Page and application data records:
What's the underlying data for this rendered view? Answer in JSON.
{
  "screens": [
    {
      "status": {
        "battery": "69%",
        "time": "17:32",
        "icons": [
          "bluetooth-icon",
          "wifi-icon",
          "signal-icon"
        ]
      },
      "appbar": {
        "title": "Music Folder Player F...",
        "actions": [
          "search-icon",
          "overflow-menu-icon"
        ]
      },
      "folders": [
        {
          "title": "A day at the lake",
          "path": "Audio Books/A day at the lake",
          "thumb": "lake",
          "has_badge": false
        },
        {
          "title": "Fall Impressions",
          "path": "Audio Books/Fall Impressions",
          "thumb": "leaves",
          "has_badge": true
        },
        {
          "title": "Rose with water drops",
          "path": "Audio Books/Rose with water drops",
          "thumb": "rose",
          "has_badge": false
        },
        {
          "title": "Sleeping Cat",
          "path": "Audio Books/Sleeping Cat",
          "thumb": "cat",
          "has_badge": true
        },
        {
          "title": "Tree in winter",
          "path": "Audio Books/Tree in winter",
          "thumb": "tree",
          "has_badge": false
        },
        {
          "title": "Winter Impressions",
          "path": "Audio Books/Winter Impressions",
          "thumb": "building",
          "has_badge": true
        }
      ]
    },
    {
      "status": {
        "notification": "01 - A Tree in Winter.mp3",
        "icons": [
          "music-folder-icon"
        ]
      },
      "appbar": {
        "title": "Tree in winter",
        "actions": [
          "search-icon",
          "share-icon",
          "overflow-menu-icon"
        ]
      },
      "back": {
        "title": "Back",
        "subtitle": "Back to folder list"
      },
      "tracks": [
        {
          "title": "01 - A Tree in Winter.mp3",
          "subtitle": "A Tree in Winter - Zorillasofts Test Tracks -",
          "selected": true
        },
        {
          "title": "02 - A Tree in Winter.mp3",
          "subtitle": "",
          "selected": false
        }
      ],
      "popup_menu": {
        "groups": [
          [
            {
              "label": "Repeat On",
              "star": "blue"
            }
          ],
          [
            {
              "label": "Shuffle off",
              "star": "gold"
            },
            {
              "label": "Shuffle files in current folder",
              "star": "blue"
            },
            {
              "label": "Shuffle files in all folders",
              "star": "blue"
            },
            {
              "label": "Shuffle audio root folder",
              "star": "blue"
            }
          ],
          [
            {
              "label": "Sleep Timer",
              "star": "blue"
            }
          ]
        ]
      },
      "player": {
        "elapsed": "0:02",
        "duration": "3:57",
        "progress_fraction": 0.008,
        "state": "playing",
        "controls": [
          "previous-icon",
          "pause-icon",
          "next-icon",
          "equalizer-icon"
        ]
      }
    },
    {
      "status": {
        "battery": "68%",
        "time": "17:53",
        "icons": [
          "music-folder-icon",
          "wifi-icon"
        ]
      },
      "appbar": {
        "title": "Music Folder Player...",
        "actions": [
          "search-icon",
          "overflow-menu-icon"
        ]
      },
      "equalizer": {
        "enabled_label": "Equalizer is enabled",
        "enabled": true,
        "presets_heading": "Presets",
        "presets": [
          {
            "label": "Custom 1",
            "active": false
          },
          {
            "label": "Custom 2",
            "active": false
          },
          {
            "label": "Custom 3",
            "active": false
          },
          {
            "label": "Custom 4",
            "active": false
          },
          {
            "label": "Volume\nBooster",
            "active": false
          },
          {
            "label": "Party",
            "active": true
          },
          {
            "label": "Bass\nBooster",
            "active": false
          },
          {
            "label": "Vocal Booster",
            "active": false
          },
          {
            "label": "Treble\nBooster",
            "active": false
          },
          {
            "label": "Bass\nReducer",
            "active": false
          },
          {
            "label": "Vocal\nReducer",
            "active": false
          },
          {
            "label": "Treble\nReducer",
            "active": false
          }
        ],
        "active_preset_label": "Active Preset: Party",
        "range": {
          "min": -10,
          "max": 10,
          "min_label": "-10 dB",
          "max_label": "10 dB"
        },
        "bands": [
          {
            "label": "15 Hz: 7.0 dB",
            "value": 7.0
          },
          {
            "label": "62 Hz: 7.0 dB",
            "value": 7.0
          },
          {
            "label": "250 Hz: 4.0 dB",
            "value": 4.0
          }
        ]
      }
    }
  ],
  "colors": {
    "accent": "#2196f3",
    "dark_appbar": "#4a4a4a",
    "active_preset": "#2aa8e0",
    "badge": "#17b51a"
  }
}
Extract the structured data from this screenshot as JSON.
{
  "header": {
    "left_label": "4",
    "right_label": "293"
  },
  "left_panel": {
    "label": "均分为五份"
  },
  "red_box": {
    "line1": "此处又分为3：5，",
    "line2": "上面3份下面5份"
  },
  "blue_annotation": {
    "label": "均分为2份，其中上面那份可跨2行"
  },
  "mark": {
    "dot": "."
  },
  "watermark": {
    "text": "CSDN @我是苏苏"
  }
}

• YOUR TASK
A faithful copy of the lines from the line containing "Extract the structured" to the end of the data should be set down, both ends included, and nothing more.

• ANSWER TO THE EXERCISE
Extract the structured data from this screenshot as JSON.
{
  "header": {
    "left_label": "4",
    "right_label": "293"
  },
  "left_panel": {
    "label": "均分为五份"
  },
  "red_box": {
    "line1": "此处又分为3：5，",
    "line2": "上面3份下面5份"
  },
  "blue_annotation": {
    "label": "均分为2份，其中上面那份可跨2行"
  },
  "mark": {
    "dot": "."
  },
  "watermark": {
    "text": "CSDN @我是苏苏"
  }
}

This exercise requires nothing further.